Required action
In the records below, find every line with the word "Nashville" and copy it.

Provided information

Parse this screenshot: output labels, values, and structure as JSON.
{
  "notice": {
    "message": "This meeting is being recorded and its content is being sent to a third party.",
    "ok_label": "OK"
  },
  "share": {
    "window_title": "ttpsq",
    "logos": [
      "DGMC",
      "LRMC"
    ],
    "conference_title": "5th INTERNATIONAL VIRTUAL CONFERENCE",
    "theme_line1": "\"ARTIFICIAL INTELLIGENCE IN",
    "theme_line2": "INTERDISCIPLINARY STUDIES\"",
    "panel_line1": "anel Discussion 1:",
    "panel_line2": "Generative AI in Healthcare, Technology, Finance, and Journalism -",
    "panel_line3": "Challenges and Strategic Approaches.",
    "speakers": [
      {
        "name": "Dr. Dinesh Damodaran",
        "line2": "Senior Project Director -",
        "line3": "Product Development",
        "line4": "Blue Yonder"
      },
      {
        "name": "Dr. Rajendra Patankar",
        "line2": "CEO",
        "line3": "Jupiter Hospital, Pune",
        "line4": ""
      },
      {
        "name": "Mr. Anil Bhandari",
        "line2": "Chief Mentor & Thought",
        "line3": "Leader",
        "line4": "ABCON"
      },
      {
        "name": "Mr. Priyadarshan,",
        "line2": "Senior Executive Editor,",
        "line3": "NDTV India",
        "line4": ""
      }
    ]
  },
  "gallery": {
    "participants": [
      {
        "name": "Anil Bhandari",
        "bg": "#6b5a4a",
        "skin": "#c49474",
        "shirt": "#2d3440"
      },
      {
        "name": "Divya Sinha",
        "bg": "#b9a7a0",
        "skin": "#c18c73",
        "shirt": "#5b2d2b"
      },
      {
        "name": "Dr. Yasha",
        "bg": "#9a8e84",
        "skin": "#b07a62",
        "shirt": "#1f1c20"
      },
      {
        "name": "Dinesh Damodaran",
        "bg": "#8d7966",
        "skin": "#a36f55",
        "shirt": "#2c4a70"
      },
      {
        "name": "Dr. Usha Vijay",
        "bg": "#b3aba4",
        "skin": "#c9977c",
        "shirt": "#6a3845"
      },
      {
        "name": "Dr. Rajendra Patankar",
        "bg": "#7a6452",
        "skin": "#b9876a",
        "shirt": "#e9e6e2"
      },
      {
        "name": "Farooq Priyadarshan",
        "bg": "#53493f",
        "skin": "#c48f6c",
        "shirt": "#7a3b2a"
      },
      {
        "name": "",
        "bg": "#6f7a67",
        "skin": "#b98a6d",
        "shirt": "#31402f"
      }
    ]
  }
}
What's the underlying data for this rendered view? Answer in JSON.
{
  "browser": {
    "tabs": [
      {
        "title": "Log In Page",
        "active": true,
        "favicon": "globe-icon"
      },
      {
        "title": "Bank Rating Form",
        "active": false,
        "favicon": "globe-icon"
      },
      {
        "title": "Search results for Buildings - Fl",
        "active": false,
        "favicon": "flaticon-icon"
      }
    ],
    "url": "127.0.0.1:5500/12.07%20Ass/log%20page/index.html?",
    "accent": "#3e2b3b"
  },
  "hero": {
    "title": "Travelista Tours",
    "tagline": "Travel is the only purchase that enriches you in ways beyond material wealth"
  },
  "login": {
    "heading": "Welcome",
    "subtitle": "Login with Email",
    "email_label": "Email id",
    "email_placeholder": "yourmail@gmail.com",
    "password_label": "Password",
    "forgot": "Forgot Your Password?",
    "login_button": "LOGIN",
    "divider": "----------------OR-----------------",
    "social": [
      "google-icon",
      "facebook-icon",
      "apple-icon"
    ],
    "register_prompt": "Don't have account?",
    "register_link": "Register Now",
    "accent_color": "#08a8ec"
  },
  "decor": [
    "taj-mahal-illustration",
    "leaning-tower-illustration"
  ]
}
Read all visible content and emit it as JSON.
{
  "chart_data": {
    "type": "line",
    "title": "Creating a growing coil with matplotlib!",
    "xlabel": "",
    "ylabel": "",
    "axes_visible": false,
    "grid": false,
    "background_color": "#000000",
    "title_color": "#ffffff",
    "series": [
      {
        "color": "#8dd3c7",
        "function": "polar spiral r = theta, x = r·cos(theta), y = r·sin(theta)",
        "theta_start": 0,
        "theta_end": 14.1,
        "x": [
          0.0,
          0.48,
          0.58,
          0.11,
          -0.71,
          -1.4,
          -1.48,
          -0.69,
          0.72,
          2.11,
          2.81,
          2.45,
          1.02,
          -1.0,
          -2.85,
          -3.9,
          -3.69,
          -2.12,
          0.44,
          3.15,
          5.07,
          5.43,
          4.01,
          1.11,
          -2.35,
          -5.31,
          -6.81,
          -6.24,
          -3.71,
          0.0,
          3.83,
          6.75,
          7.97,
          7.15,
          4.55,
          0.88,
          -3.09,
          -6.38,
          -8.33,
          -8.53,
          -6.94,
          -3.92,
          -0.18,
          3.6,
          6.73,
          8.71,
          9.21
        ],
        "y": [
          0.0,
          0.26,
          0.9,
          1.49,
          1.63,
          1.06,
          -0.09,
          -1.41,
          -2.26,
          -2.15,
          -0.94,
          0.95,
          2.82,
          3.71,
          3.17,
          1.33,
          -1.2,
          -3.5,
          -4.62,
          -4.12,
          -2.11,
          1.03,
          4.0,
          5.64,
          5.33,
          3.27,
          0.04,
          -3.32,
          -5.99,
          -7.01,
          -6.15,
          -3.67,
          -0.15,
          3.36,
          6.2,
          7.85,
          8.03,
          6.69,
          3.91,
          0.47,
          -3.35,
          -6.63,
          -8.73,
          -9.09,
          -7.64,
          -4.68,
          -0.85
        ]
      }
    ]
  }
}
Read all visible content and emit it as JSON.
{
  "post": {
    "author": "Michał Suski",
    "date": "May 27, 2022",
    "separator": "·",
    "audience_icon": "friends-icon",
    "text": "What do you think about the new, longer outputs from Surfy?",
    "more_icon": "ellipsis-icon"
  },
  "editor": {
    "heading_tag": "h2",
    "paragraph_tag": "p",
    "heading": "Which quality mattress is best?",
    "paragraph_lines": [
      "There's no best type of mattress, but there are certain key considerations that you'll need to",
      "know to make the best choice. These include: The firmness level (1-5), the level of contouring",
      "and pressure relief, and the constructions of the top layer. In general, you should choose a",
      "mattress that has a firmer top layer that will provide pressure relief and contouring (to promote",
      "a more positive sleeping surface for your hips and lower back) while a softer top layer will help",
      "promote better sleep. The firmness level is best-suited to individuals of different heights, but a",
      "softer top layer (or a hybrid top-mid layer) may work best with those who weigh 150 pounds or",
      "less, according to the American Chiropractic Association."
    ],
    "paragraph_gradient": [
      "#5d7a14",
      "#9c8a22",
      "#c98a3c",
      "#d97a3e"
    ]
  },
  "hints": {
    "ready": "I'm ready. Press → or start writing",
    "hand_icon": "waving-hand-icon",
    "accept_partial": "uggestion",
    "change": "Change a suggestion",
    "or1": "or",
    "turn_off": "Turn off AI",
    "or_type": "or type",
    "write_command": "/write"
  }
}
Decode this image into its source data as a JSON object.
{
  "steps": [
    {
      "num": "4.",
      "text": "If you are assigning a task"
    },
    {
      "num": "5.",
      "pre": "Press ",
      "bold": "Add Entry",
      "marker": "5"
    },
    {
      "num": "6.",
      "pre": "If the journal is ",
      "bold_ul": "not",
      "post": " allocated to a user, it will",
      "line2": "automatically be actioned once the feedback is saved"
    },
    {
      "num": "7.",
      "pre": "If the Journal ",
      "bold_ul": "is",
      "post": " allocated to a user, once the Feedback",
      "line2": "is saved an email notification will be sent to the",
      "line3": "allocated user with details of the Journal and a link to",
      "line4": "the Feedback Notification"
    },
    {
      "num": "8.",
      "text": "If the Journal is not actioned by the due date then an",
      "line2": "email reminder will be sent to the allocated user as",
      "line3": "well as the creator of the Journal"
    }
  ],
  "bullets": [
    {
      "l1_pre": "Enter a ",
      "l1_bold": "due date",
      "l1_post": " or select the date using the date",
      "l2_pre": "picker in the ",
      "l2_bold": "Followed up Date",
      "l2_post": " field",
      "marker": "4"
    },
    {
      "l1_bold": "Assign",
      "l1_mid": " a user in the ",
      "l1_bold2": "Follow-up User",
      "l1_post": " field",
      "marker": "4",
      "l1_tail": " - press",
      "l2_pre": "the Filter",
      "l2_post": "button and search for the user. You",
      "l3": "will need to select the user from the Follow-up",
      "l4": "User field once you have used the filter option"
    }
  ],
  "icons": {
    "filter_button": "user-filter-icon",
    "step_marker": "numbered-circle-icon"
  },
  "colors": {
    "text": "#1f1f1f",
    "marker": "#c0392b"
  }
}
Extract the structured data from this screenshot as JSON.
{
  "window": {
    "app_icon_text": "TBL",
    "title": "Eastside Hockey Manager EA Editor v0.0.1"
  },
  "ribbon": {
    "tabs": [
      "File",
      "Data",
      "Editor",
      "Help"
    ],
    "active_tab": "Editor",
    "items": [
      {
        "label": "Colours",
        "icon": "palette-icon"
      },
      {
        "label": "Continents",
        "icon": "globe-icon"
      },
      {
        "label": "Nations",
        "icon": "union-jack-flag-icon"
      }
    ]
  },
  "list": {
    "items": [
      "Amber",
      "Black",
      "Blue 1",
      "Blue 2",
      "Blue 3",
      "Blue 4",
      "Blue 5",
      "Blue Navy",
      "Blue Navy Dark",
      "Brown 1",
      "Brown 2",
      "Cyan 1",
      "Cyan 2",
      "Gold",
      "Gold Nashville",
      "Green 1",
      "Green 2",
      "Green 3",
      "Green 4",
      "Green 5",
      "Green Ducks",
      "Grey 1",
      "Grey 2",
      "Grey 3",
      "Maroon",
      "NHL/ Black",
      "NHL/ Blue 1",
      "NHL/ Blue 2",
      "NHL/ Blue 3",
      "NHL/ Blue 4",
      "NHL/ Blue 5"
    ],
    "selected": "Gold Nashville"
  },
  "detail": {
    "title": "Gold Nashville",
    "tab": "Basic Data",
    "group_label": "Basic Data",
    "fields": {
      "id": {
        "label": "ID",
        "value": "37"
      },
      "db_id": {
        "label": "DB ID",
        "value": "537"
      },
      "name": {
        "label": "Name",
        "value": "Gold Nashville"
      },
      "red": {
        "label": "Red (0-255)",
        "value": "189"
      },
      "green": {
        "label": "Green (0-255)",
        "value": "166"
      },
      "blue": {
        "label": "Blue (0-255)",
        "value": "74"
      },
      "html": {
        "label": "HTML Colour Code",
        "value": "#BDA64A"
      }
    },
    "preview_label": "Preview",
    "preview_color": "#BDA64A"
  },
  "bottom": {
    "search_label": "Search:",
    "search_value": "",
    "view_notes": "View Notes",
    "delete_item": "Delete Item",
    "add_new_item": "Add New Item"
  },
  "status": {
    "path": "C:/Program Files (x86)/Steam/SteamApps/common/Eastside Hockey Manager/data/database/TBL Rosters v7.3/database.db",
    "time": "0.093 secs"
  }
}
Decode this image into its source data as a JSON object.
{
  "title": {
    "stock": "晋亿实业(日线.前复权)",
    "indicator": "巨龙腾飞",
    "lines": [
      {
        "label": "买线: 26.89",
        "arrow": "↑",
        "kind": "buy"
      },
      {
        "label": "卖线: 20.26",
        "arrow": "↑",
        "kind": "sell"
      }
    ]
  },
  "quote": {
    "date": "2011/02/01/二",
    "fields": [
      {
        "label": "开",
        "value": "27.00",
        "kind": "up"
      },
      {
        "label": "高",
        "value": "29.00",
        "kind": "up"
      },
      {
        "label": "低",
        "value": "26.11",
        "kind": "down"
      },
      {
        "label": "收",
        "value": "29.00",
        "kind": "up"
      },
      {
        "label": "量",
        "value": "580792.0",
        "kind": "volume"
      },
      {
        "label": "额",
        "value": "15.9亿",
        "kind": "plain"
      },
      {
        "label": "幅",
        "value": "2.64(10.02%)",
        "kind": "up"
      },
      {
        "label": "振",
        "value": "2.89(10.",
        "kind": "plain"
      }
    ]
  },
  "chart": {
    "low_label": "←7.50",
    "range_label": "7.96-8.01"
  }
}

Finished exercise
      "Gold Nashville",
    "selected": "Gold Nashville"
    "title": "Gold Nashville",
        "value": "Gold Nashville"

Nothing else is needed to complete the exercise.